§ YOUR ASSIGNMENT
Scan the data beneath this task and copy each line that includes "text".

§ GIVEN INFORMATION
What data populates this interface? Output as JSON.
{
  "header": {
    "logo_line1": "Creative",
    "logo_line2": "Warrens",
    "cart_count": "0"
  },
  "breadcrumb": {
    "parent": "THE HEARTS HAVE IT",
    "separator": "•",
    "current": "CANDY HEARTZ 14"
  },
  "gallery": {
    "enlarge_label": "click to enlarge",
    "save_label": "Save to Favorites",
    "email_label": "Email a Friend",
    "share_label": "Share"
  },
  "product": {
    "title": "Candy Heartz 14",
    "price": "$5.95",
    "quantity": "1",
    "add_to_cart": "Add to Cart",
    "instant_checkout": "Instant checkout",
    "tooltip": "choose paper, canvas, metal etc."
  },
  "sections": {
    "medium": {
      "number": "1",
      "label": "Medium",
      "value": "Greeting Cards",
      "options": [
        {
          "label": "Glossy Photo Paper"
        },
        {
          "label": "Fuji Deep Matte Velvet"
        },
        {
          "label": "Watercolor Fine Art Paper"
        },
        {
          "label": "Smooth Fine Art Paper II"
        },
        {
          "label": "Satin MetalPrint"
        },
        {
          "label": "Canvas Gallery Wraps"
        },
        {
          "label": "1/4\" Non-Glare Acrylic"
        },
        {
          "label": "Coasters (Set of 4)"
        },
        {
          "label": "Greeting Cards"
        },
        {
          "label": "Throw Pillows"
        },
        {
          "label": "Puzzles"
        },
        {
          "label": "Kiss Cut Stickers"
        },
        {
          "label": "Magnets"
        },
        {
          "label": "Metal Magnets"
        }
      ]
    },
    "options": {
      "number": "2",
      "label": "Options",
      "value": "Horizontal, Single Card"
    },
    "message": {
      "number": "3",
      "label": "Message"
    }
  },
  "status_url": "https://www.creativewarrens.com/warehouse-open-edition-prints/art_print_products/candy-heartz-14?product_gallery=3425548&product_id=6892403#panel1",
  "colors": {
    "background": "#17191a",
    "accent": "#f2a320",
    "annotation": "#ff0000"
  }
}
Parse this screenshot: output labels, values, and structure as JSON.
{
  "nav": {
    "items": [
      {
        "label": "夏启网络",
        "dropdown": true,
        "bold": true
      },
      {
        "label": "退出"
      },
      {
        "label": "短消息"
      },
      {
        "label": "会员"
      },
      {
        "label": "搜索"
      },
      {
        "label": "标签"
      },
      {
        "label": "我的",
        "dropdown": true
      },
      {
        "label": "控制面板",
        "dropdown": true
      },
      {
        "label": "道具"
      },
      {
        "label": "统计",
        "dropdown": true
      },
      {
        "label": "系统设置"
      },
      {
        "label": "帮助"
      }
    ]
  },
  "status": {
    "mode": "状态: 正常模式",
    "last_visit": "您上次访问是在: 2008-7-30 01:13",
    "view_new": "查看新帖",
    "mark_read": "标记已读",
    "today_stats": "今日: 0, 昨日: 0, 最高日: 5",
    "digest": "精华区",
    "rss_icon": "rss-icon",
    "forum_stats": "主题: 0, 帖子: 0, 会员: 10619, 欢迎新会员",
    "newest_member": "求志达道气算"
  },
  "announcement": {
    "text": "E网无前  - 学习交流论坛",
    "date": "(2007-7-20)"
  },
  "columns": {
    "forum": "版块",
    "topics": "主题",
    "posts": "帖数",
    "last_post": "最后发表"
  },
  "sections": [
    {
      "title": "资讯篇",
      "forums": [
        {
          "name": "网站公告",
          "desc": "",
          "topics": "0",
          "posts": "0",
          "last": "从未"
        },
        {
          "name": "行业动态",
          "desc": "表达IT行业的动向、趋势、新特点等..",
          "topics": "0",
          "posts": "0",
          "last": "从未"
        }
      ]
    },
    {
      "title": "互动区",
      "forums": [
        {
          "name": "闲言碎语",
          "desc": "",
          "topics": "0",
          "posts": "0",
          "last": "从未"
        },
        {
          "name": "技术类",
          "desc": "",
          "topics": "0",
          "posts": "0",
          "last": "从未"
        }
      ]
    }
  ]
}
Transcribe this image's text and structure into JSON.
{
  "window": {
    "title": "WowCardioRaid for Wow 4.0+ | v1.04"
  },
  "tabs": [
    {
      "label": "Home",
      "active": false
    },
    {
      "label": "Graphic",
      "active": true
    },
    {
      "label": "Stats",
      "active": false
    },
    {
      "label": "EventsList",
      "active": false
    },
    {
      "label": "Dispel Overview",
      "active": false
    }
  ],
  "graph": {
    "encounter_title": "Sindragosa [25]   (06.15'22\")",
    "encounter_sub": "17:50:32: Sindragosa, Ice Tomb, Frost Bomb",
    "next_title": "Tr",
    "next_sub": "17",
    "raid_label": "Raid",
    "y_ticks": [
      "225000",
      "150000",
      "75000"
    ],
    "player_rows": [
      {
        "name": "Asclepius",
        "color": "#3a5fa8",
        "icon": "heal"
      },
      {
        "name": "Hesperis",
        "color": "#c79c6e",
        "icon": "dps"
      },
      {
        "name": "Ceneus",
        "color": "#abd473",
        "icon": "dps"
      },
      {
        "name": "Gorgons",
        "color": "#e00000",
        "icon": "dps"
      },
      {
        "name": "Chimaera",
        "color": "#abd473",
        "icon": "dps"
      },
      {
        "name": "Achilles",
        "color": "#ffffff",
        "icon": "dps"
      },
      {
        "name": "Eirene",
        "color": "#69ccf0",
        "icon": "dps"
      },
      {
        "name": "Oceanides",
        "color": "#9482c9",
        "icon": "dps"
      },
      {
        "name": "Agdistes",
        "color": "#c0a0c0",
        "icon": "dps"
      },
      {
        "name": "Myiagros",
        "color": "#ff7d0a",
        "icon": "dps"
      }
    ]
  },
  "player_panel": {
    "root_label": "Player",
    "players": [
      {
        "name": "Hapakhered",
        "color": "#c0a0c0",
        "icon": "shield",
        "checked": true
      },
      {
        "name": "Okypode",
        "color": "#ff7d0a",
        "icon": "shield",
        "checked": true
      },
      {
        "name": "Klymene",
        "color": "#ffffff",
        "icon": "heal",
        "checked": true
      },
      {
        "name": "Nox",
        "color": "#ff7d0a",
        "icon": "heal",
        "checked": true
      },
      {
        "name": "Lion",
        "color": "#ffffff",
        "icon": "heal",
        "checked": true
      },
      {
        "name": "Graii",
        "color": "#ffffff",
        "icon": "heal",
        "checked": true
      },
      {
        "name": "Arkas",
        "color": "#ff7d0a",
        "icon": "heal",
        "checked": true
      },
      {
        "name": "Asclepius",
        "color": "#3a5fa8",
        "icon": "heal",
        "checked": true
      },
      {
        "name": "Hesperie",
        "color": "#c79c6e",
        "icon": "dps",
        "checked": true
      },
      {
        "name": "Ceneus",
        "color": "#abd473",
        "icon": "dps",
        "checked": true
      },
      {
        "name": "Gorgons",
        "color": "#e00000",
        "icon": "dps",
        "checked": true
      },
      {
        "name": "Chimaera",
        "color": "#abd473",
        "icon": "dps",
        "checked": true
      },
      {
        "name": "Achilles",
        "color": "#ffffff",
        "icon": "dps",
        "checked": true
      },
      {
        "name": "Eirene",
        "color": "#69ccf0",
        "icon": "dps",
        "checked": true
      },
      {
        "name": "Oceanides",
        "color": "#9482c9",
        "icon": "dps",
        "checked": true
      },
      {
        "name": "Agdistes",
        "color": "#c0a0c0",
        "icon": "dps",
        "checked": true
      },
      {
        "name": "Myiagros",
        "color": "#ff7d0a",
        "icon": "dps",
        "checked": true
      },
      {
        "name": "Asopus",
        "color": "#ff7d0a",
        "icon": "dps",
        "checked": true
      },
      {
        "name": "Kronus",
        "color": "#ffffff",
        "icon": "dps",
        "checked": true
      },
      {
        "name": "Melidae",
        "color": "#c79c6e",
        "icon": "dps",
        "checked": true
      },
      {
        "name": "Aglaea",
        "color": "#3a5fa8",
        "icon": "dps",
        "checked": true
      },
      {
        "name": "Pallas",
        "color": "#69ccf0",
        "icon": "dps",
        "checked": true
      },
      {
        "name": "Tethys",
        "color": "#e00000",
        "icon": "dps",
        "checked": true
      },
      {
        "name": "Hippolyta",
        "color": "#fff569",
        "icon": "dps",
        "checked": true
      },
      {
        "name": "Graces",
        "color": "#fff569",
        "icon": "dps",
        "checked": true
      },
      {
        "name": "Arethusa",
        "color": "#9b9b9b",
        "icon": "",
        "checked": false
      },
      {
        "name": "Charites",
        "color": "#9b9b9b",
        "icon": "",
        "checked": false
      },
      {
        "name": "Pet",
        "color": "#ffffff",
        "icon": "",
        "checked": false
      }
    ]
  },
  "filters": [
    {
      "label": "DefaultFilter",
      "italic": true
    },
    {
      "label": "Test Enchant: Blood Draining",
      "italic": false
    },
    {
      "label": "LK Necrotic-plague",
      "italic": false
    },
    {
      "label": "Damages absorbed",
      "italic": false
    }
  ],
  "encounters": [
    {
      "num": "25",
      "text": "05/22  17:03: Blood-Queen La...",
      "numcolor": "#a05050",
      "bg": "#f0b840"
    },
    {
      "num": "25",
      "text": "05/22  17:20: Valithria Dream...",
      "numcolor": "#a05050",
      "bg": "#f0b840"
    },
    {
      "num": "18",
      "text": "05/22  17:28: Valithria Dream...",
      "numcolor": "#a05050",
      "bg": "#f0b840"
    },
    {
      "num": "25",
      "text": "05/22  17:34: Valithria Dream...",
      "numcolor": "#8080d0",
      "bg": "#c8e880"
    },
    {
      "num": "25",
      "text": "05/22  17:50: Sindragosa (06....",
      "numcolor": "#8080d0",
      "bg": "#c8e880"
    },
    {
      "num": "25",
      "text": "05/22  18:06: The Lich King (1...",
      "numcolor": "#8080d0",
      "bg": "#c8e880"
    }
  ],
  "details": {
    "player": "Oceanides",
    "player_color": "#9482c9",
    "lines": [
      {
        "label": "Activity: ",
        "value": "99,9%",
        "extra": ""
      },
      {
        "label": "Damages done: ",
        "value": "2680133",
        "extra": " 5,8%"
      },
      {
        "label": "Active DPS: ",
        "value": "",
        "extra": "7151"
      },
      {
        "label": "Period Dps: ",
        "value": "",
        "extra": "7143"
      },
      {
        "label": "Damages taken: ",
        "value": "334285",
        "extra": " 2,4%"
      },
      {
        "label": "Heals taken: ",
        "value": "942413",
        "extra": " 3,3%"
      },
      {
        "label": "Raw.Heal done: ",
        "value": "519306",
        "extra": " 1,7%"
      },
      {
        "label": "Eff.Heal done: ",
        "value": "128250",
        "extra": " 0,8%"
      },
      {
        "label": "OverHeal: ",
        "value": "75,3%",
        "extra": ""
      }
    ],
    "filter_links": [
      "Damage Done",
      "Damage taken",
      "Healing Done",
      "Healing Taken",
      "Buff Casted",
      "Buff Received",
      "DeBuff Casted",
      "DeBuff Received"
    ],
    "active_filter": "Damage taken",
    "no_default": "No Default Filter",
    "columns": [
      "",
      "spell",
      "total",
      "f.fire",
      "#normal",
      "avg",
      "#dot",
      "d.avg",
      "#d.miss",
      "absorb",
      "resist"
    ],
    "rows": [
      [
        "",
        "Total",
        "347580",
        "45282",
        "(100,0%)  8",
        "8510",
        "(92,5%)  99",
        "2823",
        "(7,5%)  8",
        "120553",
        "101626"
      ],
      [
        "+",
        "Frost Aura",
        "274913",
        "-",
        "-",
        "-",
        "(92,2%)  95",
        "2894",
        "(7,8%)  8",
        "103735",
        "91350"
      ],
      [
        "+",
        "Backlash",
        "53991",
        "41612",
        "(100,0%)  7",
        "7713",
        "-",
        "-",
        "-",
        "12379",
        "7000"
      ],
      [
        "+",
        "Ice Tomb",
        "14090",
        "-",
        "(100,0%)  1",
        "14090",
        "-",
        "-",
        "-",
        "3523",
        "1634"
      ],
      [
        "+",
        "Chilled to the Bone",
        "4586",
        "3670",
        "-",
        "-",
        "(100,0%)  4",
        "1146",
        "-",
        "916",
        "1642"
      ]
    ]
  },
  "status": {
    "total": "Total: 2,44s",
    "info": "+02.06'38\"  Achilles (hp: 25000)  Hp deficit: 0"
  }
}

§ EXERCISE ANSWER
    "text": "E网无前  - 学习交流论坛",
Transcribe this image's text and structure into JSON.
      "text": "05/22  17:03: Blood-Queen La...",
      "text": "05/22  17:20: Valithria Dream...",
      "text": "05/22  17:28: Valithria Dream...",
      "text": "05/22  17:34: Valithria Dream...",
      "text": "05/22  17:50: Sindragosa (06....",
      "text": "05/22  18:06: The Lich King (1...",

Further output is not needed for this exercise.